Venezuela's President Nicolas Maduro on Wednesday dismissed the threat of new sanctions following an early election called for Sunday, which critics have denounced as a sham aimed at tightening his grip on power.
"These are unacceptable threats toward any sovereign nation," Maduro said in an interview with France 24 television. "Venezuela is a democratic country."
If EU leaders add to sanctions they first imposed last November, "We'll continue to work, continue to live: Their sanctions don't concern me, because these leaders have a superiority complex, they still think they control their former colonies," Maduro said.
US officials are also expected to tighten the screws on Venezuela, but Maduro reiterated his claim that President Donald Trump is bent on ousting his government.
The country has been gripped by a political and economic crisis for months as Madura has overhauled institutions while sidelining the main opposition coalition, which has been barred from fielding candidates in the coming election.
But Maduro also brushed off claims that his almost certain victory would be marred by huge abstention rates among voters wearied by years of economic and political crises which have devastated living standards for millions.
His campaign has called on citizens to give him a symbolic 10 million votes on Sunday, saying Wednesday that this was the country's "debt to the Bolivarian revolution" -- the political path laid out by the late Venezuelan leader Hugo Chavez.
Asked if he would then dissolve the National Assembly, which is dominated by opposition groups, Maduro said: "The idea seems a good one".
He has already bypassed the parliament by setting up a Constituent Assembly packed with Maduro loyalists, though the body has not been recognised by foreign governments or the European Union.
Maduro also contested claims of rampant inflation as the country's economy has collapsed amid falling oil prices, calling them lies from groups like the International Monetary Fund, which last month warned prices were likely to soar more than 13,800 percent this year.
"Keep in mind we have an empire against us... Of course we have economic problems, we are working on them and we will solve them bit by bit," he said.
But he said Venezuela would in June undergo an unspecified "monetary conversion to ensure the country's stability."
He also denied claims that thousands of Venezuelans have fled the country in recent years, with the Red Cross saying this month that one million had crossed into neighbouring Colombia last year alone.

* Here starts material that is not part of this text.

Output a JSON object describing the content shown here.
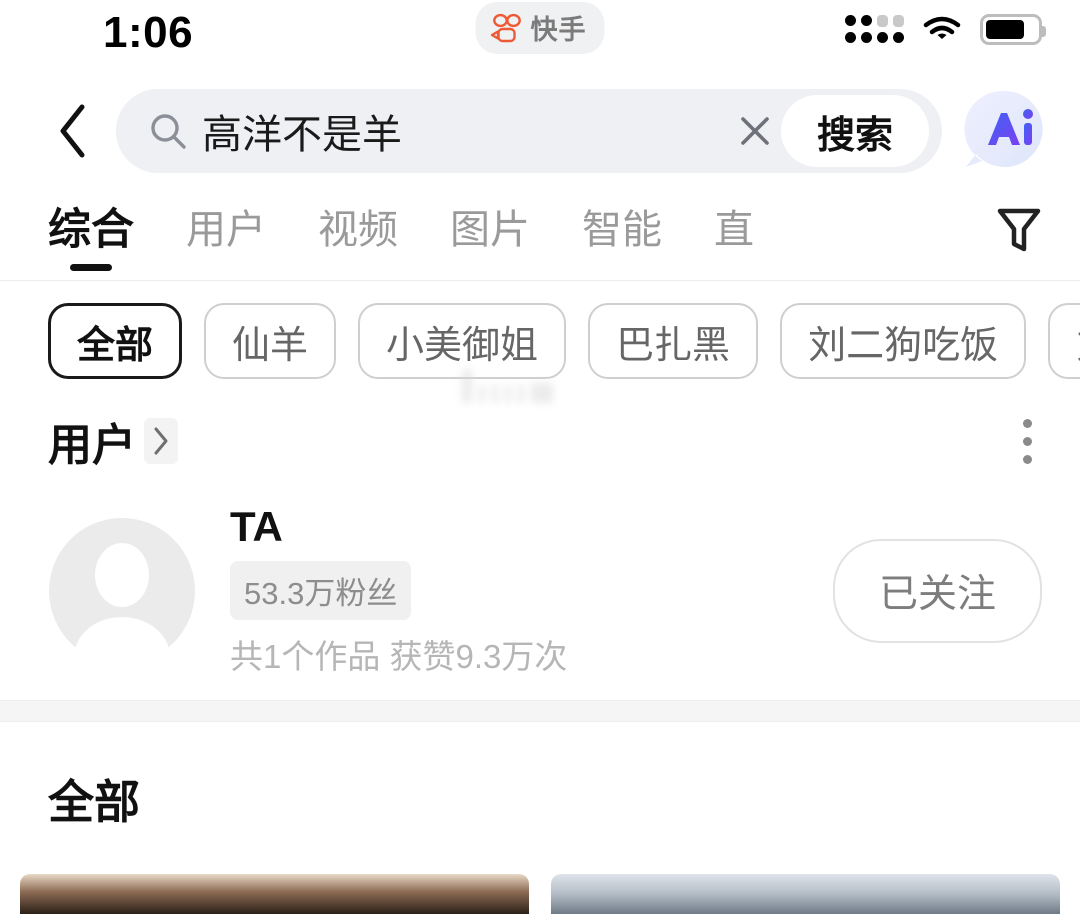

"You have your information, and we have ours," Maduro said, claiming that Venezuela had welcomed some 5.6 million Colombians into Venezuela.
"It's the opposite, Venezuelans are coming back, once they have realised the beauty of their country," he said.
"There is an order, a goal, a national project for Venezuela. There is a lot of hope in a new social alternative to neo-liberal capitalism."
He also said there had been no shortages of food or medicines even as cases of diseases such as measles have soared, which aid groups have called a humanitarian crisis.
"Concerning food, Venezuela pursues its own unique policy, and that is why we have a programme that maintains sufficient food levels," he claimed.
Concerning suspicions over his possible involvement in the huge scandal surrounding the Brazilian construction group Odebrecht, Maduro denied receiving bribes to finance his 2013 election campaign.
According to Brazilian prosecutors cited in recent press reports, Maduro received $35 million in exchange for steering projects toward Odebrecht.
"If someone is accusing me of this, they are corrupt," he said.
"You can accuse me of what you want, but these filthy lies, it's out of the question."